“What we’ve learned is that if family physicians provide more than just a name and number of a program, but also instil confidence in a pediatric weight management clinic’s potential effectiveness, it leads to empowered decision making by families,” explained Ball.
He added that at the Stollery clinic, they’ve made efforts to better inform referring physicians about their services.
“Because of what we learned through our research, we’ve also expanded beyond referring physicians to include Nurse Practitioners and Public Health Nurses, including all 22 Edmonton-area health units” he said.
Other recommendations that were adopted by the clinics participating in the study—the Pediatric Centre for Weight and Health (Edmonton, Alberta), Center for Healthy Weights: Shapedown British Columbia (Vancouver, British Columbia), Growing Healthy Weight Management Program (Hamilton, Ontario), and HealthyWeight Clinic (Montreal, Quebec)—included offering flexible appointment times, making reminder phone calls for upcoming clinic appointments, and providing support for transportation, for example, passes for public transit.
“Another big issue is the time gap that occurs between when families are referred and when their appointment is booked,” noted Ball.
“There’s a national push in our health-care system to reduce waiting lists for numerous medical procedures, but there just isn’t urgency for weight management in kids, even though left untreated, obesity in children will have chronic, complex health consequences in adulthood that will contribute to higher health-care costs,” he added.
While self-referral was a desirable option among parents, Ball said the ability of clinics to handle higher patient volume as a result of implementing that strategy may be mixed.
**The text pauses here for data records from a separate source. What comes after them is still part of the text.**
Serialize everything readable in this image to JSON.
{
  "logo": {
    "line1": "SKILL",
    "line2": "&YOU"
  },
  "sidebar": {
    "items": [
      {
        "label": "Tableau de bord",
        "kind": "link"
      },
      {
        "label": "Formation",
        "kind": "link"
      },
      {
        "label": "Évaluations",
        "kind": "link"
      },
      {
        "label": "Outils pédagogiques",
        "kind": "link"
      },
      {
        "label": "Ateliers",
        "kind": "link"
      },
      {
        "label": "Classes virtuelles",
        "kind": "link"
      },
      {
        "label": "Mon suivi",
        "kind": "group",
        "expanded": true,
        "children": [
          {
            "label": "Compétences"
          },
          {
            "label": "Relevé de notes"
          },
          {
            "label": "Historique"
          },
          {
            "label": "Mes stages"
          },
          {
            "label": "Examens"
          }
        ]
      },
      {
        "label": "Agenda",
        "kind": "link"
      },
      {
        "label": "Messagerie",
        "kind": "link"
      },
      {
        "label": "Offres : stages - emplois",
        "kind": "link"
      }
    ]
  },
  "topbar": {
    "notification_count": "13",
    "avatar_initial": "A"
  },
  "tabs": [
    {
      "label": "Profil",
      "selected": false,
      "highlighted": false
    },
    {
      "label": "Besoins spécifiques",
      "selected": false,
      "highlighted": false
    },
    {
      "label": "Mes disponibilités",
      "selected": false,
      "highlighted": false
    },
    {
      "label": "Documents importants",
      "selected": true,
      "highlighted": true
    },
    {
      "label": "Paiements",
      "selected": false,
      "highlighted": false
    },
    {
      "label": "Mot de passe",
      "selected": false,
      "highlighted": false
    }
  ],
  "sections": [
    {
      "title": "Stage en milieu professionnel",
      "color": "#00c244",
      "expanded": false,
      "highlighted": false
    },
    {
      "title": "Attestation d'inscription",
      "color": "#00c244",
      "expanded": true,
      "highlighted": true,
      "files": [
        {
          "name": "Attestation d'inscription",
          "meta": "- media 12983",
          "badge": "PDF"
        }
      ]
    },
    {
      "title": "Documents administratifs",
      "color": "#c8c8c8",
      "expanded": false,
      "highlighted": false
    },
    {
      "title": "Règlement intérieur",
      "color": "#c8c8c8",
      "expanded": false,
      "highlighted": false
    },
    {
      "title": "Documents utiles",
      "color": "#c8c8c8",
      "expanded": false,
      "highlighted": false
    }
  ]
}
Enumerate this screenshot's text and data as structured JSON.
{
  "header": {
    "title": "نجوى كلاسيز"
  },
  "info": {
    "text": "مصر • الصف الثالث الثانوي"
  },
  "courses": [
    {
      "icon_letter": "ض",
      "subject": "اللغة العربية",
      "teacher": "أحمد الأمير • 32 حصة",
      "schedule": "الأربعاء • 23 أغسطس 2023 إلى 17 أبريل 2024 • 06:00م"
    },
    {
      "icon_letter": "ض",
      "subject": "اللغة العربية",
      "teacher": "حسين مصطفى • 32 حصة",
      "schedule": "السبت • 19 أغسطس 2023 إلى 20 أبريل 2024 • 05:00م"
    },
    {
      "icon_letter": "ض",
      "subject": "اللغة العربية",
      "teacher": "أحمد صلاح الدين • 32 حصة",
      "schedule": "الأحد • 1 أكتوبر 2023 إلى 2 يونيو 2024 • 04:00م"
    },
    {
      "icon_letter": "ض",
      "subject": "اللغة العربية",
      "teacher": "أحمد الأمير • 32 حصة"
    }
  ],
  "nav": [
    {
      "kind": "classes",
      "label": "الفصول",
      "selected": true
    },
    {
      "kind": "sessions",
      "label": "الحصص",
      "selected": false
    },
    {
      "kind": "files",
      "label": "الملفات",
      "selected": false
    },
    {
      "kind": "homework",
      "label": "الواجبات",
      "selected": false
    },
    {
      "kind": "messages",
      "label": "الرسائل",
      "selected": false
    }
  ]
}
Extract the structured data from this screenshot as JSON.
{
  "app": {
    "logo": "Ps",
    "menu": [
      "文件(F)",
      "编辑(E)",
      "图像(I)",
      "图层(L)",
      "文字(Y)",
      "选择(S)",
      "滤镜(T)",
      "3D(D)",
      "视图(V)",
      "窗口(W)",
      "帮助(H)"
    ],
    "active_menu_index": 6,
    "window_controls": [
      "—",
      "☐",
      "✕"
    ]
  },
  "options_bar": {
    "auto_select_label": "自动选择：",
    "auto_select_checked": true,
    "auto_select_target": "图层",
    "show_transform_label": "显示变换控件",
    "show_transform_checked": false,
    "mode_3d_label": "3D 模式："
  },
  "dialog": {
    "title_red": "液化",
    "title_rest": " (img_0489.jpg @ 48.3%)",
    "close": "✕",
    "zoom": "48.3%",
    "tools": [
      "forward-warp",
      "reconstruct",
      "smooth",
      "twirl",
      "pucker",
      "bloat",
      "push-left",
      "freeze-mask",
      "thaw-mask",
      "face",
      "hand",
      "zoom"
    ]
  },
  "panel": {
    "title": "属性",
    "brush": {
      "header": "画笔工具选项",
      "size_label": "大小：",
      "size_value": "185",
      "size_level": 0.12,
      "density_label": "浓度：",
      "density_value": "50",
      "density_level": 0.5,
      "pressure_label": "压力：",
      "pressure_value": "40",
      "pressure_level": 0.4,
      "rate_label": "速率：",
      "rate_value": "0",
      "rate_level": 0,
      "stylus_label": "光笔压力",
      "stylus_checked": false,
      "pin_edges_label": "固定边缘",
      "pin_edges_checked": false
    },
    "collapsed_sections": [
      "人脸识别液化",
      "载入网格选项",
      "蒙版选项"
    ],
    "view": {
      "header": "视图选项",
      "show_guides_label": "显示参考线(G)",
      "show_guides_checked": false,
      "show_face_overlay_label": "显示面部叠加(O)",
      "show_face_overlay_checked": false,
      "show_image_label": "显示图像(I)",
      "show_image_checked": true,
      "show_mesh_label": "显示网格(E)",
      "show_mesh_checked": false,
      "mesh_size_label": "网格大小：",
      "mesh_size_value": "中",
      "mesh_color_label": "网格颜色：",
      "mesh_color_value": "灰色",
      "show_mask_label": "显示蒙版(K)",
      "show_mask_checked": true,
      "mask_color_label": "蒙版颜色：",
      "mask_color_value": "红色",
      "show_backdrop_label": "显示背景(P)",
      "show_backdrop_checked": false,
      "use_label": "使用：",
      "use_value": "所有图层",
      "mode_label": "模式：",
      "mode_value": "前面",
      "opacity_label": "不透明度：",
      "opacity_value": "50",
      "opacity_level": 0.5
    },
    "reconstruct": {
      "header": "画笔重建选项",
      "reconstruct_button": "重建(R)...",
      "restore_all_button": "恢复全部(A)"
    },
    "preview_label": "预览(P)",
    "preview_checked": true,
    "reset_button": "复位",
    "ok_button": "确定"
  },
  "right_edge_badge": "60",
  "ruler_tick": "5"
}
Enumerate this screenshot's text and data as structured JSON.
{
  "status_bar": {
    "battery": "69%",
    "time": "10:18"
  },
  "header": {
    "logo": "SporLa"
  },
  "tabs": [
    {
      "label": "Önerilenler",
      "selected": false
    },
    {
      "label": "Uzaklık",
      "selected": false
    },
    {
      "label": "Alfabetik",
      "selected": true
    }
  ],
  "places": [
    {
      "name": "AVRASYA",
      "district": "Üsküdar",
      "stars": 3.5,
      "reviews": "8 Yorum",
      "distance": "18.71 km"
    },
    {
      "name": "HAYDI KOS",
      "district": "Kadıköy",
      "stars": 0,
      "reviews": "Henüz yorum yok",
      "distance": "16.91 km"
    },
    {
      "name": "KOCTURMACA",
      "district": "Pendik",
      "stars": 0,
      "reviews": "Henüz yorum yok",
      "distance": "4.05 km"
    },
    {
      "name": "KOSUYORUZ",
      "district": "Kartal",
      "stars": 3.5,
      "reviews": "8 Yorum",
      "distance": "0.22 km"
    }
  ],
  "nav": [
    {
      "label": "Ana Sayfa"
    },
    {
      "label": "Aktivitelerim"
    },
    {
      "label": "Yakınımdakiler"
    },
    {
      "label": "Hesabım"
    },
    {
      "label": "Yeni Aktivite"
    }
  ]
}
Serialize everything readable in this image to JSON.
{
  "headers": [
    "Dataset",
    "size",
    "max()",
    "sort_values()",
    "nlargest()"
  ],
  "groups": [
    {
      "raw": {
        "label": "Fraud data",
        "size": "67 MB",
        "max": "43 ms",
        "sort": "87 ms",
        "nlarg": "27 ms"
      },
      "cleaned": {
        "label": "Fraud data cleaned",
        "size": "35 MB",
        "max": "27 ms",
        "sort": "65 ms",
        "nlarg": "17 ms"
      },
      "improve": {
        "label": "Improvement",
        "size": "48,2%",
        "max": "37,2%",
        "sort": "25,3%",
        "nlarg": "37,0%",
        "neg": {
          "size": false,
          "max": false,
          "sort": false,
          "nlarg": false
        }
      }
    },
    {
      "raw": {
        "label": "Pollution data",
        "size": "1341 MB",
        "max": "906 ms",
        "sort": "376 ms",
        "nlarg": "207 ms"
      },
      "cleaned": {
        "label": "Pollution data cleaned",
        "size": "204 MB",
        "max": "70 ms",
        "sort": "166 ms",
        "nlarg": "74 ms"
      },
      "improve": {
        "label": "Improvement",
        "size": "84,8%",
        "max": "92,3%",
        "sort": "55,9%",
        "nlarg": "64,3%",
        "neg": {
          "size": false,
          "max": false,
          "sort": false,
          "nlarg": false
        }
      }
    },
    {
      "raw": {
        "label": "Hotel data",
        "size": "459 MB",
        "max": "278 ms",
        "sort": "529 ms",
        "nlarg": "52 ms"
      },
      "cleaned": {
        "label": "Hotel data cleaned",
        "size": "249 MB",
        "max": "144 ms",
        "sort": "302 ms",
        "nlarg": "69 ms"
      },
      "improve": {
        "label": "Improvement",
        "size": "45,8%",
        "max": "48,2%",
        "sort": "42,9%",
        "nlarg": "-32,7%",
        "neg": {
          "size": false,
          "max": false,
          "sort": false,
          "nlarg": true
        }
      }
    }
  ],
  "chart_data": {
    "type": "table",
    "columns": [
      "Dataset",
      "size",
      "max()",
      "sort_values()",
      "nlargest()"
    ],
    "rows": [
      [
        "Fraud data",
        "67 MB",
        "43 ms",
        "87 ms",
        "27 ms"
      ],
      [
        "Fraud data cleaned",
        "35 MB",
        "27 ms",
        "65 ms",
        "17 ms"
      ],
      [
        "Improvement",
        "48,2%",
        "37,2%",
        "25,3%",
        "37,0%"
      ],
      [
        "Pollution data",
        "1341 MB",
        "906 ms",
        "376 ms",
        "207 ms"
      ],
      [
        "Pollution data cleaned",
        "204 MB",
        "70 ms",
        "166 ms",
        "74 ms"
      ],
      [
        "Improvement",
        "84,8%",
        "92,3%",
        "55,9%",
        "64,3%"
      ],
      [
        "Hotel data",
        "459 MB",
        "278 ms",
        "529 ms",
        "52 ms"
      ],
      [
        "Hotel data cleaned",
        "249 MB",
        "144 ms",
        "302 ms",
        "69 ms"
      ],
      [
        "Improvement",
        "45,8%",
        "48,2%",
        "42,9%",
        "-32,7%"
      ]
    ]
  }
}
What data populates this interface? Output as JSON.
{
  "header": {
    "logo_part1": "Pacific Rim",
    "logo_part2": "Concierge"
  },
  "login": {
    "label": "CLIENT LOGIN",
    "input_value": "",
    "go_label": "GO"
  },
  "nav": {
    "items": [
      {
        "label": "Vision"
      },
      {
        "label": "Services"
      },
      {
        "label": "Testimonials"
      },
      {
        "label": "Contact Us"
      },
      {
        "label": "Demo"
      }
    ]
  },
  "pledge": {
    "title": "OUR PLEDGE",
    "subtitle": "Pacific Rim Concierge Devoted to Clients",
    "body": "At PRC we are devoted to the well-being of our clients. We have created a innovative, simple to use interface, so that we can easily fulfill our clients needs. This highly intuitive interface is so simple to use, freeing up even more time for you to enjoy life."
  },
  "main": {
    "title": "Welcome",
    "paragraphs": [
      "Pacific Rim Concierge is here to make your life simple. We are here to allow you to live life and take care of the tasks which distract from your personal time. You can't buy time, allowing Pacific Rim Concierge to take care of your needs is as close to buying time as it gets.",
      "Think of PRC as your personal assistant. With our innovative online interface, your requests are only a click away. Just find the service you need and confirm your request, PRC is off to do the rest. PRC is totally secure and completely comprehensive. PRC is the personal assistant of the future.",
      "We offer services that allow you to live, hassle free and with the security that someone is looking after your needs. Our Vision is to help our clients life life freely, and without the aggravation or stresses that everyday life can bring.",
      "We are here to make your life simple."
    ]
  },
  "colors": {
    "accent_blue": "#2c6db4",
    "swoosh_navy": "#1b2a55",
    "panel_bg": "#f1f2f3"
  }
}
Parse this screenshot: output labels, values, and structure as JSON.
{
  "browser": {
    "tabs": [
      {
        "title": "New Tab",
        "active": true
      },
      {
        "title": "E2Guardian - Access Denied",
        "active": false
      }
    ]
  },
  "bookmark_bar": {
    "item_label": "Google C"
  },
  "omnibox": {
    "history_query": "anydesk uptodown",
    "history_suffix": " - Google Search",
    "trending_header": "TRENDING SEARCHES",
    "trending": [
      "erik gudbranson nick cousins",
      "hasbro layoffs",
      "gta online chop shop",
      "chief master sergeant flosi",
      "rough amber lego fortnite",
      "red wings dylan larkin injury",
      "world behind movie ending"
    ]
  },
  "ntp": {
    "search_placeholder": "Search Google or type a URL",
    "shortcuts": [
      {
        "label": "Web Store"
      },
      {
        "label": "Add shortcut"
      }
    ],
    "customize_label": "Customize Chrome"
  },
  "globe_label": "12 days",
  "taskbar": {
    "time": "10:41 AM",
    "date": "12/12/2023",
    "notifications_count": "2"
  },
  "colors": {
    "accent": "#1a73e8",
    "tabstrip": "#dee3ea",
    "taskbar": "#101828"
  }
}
Both studies, “Parent Recommendations to Enhance Enrollment in Multidisciplinary Clinical Care for Pediatric Weight Management” and “Predicting Enrollment in Multidisciplinary Clinical Care for Pediatric Weight Management,” were funded by grants from the Canadian Institutes of Health Research.